Dangerous Times: Perception and Reality

Steven Pinker ad Andrew Mack remind us over at Slate that:  The World Is Not Falling Apart

News is about things that happen, not things that don’t happen. We never see a reporter saying to the camera, “Here we are, live from a country where a war has not broken out”—or a city that has not been bombed, or a school that has not been shot up. As long as violence has not vanished from the world, there will always be enough incidents to fill the evening news. And since the human mind estimates probability by the ease with which it can recall examples, newsreaders will always perceive that they live in dangerous times.


The world is not falling apart. The kinds of violence to which most people are vulnerable—homicide, rape, battering, child abuse—have been in steady decline in most of the world. Autocracy is giving way to democracy. Wars between states—by far the most destructive of all conflicts—are all but obsolete. The increase in the number and deadliness of civil wars since 2010 is circumscribed, puny in comparison with the decline that preceded it, and unlikely to escalate.

We have been told of impending doom before: a Soviet invasion of Western Europe, a line of dominoes in Southeast Asia, revanchism in a reunified Germany, a rising sun in Japan, cities overrun by teenage superpredators, a coming anarchy that would fracture the major nation-states, and weekly 9/11-scale attacks that would pose an existential threat to civilization.

Why is the world always “more dangerous than it has ever been”—even as a greater and greater majority of humanity lives in peace and dies of old age?

The authors blame the news:

Too much of our impression of the world comes from a misleading formula of journalistic narration.
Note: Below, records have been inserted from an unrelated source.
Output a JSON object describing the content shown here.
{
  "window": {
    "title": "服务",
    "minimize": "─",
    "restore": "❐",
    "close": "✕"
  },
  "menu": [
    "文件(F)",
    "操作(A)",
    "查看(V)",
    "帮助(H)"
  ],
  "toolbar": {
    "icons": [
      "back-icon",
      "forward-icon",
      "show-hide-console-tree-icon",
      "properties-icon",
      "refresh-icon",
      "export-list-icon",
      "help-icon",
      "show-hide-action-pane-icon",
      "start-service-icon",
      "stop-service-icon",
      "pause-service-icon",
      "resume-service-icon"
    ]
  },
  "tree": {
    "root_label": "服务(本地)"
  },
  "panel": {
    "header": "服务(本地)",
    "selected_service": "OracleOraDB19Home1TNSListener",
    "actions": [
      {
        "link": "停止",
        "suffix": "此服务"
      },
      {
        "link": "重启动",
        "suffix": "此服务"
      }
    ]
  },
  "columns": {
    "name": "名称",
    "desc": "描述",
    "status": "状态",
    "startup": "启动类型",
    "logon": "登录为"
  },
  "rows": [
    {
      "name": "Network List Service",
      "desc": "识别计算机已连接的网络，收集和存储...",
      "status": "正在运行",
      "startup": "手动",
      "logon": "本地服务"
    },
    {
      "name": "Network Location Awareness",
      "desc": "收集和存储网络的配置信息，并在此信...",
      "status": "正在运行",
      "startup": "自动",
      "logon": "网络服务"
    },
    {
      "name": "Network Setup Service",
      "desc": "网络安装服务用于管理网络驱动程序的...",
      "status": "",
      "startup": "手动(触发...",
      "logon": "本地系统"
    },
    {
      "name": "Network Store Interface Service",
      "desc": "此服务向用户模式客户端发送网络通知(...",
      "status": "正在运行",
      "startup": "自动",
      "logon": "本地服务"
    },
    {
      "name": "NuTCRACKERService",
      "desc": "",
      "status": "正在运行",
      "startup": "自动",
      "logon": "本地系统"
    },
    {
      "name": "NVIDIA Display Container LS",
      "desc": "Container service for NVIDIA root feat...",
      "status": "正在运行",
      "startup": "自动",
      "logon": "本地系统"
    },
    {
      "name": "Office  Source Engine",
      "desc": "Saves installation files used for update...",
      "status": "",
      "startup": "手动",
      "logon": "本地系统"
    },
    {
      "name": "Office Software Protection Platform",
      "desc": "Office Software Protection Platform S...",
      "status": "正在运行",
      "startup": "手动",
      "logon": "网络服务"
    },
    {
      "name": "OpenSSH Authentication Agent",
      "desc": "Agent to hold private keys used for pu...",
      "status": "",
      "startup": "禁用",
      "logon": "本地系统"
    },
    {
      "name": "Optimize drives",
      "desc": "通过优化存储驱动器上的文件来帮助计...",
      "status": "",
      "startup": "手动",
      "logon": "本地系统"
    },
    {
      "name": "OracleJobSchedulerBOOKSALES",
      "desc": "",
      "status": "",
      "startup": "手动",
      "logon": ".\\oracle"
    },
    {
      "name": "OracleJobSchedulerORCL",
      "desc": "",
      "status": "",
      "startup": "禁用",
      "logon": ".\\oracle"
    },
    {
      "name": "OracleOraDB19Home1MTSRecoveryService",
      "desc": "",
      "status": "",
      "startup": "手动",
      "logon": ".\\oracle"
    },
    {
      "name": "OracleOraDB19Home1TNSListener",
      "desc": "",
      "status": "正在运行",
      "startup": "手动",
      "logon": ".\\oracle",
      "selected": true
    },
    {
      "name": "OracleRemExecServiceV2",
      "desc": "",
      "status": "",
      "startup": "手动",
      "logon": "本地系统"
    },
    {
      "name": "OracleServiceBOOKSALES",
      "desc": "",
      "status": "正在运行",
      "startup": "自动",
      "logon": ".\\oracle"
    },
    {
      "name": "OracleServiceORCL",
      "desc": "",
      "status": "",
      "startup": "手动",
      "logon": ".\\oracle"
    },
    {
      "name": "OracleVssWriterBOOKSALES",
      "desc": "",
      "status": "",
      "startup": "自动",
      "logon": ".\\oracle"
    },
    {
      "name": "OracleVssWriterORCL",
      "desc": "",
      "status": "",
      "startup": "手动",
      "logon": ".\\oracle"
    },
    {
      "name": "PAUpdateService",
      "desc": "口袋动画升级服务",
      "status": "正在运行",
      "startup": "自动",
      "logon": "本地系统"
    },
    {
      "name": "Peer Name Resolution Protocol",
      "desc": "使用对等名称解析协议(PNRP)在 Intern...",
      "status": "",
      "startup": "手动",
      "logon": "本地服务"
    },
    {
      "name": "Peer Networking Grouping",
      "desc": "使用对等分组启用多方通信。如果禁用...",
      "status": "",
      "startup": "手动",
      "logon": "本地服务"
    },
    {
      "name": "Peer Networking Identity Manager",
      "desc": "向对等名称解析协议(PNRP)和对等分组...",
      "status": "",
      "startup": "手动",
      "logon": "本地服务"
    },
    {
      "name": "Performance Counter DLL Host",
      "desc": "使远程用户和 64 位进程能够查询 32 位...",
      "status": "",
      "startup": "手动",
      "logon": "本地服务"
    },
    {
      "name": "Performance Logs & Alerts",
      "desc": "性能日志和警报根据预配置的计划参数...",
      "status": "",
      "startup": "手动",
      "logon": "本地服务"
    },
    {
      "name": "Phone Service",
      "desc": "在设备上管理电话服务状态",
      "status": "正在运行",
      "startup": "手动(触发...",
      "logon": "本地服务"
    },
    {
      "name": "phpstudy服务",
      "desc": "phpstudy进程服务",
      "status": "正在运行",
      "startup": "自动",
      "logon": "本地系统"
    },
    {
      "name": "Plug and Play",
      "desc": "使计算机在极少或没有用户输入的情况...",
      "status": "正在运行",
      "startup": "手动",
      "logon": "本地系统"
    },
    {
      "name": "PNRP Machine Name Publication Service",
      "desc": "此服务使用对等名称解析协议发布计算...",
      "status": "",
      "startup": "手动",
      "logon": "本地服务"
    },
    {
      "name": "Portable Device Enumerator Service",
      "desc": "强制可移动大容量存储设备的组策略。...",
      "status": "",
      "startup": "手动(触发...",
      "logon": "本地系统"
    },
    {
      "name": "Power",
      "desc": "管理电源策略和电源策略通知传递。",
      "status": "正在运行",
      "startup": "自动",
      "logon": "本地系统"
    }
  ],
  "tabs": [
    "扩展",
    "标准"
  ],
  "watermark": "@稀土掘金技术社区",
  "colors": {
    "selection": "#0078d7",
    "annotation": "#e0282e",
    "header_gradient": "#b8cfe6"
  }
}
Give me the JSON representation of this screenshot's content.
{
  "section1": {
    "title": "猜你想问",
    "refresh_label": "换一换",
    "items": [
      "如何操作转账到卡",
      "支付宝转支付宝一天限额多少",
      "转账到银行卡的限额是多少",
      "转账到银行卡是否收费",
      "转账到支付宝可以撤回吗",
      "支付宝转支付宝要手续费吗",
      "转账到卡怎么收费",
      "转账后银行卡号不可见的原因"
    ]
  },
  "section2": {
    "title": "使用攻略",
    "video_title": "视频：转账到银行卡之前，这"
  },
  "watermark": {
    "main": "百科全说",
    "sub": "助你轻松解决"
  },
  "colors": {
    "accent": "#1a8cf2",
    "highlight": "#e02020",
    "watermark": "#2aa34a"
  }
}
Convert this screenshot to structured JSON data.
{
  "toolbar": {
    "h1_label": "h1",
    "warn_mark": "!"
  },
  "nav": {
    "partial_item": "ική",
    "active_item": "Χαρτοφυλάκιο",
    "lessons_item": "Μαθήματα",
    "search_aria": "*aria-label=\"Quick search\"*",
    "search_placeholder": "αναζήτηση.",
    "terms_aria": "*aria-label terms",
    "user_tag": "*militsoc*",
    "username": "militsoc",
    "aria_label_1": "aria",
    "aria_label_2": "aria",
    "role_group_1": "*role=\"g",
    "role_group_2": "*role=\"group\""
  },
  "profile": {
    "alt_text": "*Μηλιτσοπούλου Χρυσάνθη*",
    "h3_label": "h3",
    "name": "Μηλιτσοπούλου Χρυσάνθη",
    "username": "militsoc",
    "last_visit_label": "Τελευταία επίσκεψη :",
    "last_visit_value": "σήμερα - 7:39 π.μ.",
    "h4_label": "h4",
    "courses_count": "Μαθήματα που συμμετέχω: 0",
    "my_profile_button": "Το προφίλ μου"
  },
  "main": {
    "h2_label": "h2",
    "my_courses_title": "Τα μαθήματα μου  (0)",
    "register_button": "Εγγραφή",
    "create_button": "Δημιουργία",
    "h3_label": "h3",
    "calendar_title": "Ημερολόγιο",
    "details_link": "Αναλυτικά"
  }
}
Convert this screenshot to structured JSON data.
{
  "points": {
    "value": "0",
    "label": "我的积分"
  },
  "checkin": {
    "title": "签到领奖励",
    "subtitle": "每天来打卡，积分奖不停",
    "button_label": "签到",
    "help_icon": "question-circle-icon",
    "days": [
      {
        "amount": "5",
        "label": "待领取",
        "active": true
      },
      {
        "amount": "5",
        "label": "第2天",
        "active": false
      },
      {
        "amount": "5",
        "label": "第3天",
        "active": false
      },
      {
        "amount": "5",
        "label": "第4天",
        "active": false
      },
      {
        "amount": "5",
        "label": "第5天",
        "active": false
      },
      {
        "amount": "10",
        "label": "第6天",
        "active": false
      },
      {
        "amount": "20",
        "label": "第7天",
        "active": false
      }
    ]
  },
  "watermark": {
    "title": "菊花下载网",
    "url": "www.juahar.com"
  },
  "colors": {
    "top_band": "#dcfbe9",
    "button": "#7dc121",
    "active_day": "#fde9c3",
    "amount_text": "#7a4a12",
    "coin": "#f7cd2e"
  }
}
Reporters give lavish coverage to gun bursts, explosions, and viral videos, oblivious to how representative they are and apparently innocent of the fact that many were contrived as journalist bait. Then come sound bites from “experts” with vested interests in maximizing the impression of mayhem: generals, politicians, security officials, moral activists. The talking heads on cable news filibuster about the event, desperately hoping to avoid dead air.


The whole piece, which is full of data, graphs, and links is very much worth a look.

FILED UNDER: Democracy, World Politics, , , , ,
Steven L. Taylor
About Steven L. Taylor
Steven L. Taylor is a Professor of Political Science and a College of Arts and Sciences Dean. His main areas of expertise include parties, elections, and the institutional design of democracies. His most recent book is the co-authored A Different Democracy: American Government in a 31-Country Perspective. He earned his Ph.D. from the University of Texas and his BA from the University of California, Irvine. He has been blogging since 2003 (originally at the now defunct Poliblog). Follow Steven on Twitter


  1. CET says:

    Thank you for this.

    I don’t always agree with Dr. Pinker, but I think it is important to publicize the extent to which things are improving. People who claim with any seriousness that the world is ‘more dangerous now than ever before’ forfeit any shred of credibility.

  2. OzarkHillbilly says:

    Now wait a minute Steven, Lindsey Graham just told me ISIS is coming to kill us all with Islamo-Fascist baby suicide bombers sneaking across the border from Mexico. Who you gonna believe? Some pointy headed member of the intelligentsia or a US Senator?

  3. becca says:

    All well and good, if you ignore the effects of a changing climate.

  4. DrDaveT says:


    All well and good, if you ignore the effects of a changing climate.

    Ah, but that’s exactly the point of misdirection. The magicians doesn’t particularly want you to see her left hand, but she most certainly does want you to NOT be watching her right hand. If people started making rational risk assessments about the sensational stuff, they might also start spotting the things that really are dangerous. Things like wealth distribution, and climate change, and erosion of human rights. We can’t have that…